▶ **What you should do**: Report every line of the records below that contains the word "suffix".

▶ **Material to process**:
* * * * * * *
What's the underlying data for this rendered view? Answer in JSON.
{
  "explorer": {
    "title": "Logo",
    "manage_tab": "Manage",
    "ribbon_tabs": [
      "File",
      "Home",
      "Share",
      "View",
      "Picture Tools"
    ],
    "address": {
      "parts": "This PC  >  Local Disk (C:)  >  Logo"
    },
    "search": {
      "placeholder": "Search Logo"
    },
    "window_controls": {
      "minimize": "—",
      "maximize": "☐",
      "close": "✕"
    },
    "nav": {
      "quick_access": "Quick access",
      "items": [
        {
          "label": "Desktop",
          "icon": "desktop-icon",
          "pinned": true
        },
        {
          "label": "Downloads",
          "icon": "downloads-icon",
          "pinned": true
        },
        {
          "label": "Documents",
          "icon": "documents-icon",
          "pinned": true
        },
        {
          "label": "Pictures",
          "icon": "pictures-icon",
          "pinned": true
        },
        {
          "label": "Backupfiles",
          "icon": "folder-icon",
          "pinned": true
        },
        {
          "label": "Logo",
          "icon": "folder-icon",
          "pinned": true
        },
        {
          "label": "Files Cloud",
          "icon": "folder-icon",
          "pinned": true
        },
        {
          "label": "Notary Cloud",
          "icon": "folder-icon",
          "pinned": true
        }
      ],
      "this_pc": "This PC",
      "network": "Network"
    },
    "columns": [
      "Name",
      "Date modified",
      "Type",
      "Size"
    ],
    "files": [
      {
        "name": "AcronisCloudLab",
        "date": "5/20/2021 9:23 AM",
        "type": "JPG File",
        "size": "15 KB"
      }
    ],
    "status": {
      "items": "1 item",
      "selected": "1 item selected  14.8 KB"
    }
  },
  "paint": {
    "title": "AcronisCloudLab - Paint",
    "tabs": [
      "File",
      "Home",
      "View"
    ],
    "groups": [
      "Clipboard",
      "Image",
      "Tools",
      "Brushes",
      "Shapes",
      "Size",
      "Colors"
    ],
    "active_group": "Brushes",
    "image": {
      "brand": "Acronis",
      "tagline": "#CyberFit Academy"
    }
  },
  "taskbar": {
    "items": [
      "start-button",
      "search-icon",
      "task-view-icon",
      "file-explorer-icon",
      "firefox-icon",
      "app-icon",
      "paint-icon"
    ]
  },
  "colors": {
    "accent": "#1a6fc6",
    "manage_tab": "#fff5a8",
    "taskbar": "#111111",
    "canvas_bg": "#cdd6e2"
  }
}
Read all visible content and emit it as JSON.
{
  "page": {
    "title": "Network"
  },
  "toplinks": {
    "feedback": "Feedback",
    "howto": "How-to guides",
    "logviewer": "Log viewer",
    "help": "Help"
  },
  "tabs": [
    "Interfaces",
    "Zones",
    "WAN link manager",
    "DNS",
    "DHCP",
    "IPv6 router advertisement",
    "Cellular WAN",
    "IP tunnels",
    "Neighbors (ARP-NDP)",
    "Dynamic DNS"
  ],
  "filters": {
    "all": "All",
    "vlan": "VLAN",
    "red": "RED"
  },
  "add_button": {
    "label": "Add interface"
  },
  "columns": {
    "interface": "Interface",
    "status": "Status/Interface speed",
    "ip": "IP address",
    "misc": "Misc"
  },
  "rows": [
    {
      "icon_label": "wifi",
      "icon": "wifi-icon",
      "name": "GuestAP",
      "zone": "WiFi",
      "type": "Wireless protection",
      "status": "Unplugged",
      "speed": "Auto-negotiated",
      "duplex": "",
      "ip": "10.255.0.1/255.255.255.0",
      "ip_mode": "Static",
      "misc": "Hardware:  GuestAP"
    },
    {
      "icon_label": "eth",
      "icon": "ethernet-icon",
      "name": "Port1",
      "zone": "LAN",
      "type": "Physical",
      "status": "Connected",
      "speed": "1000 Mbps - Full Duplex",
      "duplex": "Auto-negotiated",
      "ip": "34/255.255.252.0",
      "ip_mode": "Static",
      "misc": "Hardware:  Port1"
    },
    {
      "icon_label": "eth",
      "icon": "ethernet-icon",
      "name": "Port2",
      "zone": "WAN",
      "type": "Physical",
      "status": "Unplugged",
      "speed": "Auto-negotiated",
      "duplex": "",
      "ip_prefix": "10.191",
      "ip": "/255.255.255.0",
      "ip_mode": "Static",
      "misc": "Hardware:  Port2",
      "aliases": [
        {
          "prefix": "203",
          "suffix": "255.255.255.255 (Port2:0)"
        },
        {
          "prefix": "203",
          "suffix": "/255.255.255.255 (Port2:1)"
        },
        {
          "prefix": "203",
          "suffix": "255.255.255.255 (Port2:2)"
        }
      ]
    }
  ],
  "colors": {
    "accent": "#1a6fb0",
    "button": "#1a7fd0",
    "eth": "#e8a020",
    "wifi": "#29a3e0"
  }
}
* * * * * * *
▶ **Solution to the exercise**:
          "suffix": "255.255.255.255 (Port2:0)"
          "suffix": "/255.255.255.255 (Port2:1)"
          "suffix": "255.255.255.255 (Port2:2)"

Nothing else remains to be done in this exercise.